#### [WHAT IS REQUIRED]
Where does the string "Construcciones" occur in the entries below? Copy every line where it does.

#### [MATERIALS PROVIDED]
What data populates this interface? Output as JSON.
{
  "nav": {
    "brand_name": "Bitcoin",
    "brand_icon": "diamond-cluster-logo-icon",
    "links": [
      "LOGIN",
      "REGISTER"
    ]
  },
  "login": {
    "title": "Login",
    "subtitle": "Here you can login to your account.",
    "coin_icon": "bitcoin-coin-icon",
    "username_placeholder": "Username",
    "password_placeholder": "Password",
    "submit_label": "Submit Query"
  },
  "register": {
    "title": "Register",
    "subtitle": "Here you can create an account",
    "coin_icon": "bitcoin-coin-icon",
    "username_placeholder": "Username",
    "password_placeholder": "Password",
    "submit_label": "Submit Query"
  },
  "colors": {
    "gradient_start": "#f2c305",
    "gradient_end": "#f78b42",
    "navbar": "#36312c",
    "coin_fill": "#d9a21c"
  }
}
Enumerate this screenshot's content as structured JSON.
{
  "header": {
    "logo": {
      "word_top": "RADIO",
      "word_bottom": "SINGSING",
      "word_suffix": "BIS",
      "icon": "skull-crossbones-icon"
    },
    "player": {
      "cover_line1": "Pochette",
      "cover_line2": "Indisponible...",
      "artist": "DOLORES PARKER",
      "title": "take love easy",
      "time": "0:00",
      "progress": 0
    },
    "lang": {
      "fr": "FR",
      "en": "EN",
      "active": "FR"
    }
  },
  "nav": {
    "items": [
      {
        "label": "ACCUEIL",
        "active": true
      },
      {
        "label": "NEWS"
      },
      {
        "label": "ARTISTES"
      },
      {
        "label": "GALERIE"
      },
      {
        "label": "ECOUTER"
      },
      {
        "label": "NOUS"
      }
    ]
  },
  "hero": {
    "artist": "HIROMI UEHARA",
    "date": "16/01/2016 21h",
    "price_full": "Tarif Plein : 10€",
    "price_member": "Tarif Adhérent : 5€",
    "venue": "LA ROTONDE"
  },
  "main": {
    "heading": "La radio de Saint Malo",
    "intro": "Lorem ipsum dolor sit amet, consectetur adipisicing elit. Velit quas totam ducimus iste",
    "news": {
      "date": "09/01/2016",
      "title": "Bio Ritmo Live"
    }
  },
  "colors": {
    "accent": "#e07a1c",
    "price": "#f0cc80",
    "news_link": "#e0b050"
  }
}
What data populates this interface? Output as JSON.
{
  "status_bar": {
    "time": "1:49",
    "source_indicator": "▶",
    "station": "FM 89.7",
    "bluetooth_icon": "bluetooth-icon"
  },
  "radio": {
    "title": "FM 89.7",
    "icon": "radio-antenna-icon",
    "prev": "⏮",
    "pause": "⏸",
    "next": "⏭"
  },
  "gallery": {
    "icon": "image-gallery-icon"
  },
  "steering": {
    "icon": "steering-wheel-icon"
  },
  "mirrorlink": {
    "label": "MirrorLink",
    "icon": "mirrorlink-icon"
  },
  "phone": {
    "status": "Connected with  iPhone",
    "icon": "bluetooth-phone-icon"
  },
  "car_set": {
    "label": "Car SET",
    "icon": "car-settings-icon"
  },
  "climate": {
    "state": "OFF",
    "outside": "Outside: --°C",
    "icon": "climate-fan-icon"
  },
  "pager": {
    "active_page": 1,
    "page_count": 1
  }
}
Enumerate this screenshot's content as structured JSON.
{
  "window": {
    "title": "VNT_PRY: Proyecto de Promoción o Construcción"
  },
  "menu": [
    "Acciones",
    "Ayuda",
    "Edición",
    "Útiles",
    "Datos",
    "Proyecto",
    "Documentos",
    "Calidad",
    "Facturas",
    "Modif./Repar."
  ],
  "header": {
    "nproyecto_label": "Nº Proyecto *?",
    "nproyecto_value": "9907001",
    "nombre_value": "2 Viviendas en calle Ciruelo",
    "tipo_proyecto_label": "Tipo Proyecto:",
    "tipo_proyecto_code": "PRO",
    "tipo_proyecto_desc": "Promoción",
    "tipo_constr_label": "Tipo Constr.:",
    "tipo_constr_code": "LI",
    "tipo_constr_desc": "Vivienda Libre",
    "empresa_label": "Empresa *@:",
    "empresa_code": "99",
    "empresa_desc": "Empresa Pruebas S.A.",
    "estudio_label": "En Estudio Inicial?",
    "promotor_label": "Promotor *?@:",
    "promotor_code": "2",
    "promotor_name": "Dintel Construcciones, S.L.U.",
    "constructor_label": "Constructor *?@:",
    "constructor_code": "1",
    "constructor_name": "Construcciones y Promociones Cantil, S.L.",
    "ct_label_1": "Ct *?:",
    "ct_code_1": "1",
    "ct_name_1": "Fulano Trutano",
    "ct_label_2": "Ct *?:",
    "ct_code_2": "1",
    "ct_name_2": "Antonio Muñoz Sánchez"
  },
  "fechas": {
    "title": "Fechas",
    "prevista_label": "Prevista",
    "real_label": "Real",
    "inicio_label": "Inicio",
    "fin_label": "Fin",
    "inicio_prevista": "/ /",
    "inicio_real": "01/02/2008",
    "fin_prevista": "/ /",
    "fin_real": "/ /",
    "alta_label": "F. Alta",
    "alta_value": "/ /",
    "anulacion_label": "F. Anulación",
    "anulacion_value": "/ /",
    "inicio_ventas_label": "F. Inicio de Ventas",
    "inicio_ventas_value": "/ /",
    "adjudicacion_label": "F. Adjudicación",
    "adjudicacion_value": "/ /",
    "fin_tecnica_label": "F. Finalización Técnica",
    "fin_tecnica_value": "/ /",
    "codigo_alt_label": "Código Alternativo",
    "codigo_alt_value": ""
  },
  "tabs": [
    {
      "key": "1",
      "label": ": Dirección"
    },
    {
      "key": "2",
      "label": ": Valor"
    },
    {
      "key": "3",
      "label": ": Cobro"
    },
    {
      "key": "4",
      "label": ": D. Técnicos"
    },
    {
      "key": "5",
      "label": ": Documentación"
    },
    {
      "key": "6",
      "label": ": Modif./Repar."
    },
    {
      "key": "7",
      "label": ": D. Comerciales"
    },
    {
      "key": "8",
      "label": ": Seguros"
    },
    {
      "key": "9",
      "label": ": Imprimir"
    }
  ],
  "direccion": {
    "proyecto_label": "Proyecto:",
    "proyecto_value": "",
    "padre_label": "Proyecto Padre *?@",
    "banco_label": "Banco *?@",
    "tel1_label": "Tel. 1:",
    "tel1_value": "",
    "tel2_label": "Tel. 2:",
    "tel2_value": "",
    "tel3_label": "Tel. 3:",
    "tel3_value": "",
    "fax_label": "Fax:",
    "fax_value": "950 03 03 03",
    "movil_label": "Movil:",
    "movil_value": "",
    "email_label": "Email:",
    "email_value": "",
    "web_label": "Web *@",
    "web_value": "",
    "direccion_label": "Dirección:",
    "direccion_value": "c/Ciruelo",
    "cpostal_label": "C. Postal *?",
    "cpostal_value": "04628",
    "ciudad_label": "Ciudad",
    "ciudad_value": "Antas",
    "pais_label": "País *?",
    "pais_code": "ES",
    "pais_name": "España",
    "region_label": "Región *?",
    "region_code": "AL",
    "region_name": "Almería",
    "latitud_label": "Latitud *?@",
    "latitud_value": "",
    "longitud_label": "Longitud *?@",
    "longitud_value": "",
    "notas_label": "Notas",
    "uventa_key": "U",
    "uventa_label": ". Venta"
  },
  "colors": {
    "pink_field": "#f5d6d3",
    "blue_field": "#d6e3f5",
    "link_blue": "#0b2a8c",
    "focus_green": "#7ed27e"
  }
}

#### [ANSWER FOR THIS EXERCISE]
    "promotor_name": "Dintel Construcciones, S.L.U.",
    "constructor_name": "Construcciones y Promociones Cantil, S.L.",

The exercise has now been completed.